A few months ago, people were tagging each other on Facebook to share which ten books had impacted their life the most. I’ve been a bookworm my entire life (less so now that I’ve got a kiddo), but these were the ten books that jumped to the forefront of my mind. They’re listed somewhat chronologically, and I could go on for days about each one. For brevity, I just included a sentence wrap-up…Have you read any of these?
Atlas Shrugged (Ayn Rand): This book taught me about coercion and the fight between the individual and the state (even though I didn’t quite grasp it 6 years ago).
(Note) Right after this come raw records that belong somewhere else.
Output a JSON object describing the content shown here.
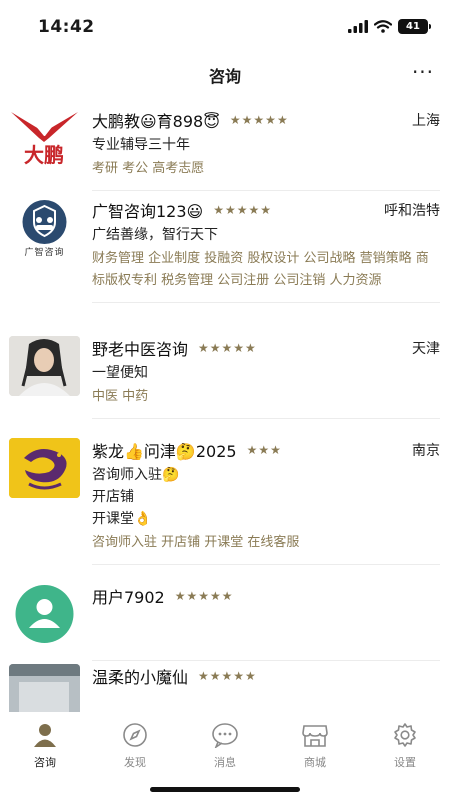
{
  "status_bar": {
    "time": "14:42",
    "battery": "41"
  },
  "header": {
    "title": "咨询",
    "more_label": "···"
  },
  "consultants": [
    {
      "name": "大鹏教😃育898😇",
      "stars": "★★★★★",
      "city": "上海",
      "lines": [
        "专业辅导三十年"
      ],
      "tags": "考研 考公 高考志愿",
      "avatar": "eagle-logo"
    },
    {
      "name": "广智咨询123😃",
      "stars": "★★★★★",
      "city": "呼和浩特",
      "lines": [
        "广结善缘，智行天下"
      ],
      "tags": "财务管理 企业制度 投融资 股权设计 公司战略 营销策略 商标版权专利 税务管理 公司注册 公司注销 人力资源",
      "avatar": "guangzhi-logo",
      "avatar_text": "广智咨询"
    },
    {
      "name": "野老中医咨询",
      "stars": "★★★★★",
      "city": "天津",
      "lines": [
        "一望便知"
      ],
      "tags": "中医 中药",
      "avatar": "portrait-photo"
    },
    {
      "name": "紫龙👍问津🤔2025",
      "stars": "★★★",
      "city": "南京",
      "lines": [
        "咨询师入驻🤔",
        "开店铺",
        "开课堂👌"
      ],
      "tags": "咨询师入驻 开店铺 开课堂 在线客服",
      "avatar": "dragon-logo"
    },
    {
      "name": "用户7902",
      "stars": "★★★★★",
      "city": "",
      "lines": [],
      "tags": "",
      "avatar": "default-user"
    },
    {
      "name": "温柔的小魔仙",
      "stars": "★★★★★",
      "city": "",
      "lines": [],
      "tags": "",
      "avatar": "photo-thumb"
    }
  ],
  "tabs": [
    {
      "label": "咨询",
      "icon": "person-icon",
      "active": true
    },
    {
      "label": "发现",
      "icon": "compass-icon",
      "active": false
    },
    {
      "label": "消息",
      "icon": "chat-bubble-icon",
      "active": false
    },
    {
      "label": "商城",
      "icon": "store-icon",
      "active": false
    },
    {
      "label": "设置",
      "icon": "gear-icon",
      "active": false
    }
  ],
  "colors": {
    "accent": "#8a7b55",
    "text": "#1a1a1a",
    "muted": "#888888"
  }
}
The Age of Reason (Thomas Paine): Everything by him has impacted me, but this book clarified my religious beliefs like no other, and it inspired me to search for truth.
The Omnivore’s Dilemma (Michael Pollan): This book changed my relationship to food (the rest of his books did, too) a few years ago. Changed what I eat, how I shop, where we get our food, etc.
Shantaram (Gregory David Roberts): The best novel I have read in a long time. I finished it in 3 days; it’s somewhere around 1000 pages. I felt as if I was missing out on life if I didn’t have my nose buried in that book…I was sad when it ended.
Guide to Childbirth (Ina May Gaskin): This book confirmed my desire to have a home birth with our baby. Watching ‘The Business of Birth’ first planted the seed in my head, but Ina May made it an easy decision.
Liberty Defined (Ron Paul): He tackles 50 issues in short, easily understood chapters. This book made me a libertarian.
For A New Liberty (Murray Rothbard): Well, this is where I learned about self-ownership…and, this is the book that made me transition to an-cap philosophy from libertarianism. I hung around with the minarchists for a while, but Rothbard is damn convincing.
Dirty Wars (Jeremy Scahill): If you’re interested in US foreign policy, read this book. Cemented my decision to leave the military …I also wrote a book review here.
The Absorbent Mind (Maria Montessori): She has changed my approach to parenting. Montessori gives voice to the ambitions, abilities, and development of the child, and it is fascinating. I think it makes me a better parent.
Ok, I’m cheating on #10: Any novel by Robert Ludlum, Michael Crichton, John Grisham, or Ken Follett. I’ve read about 90% of all of their books…and I enjoyed them all (recreational reading).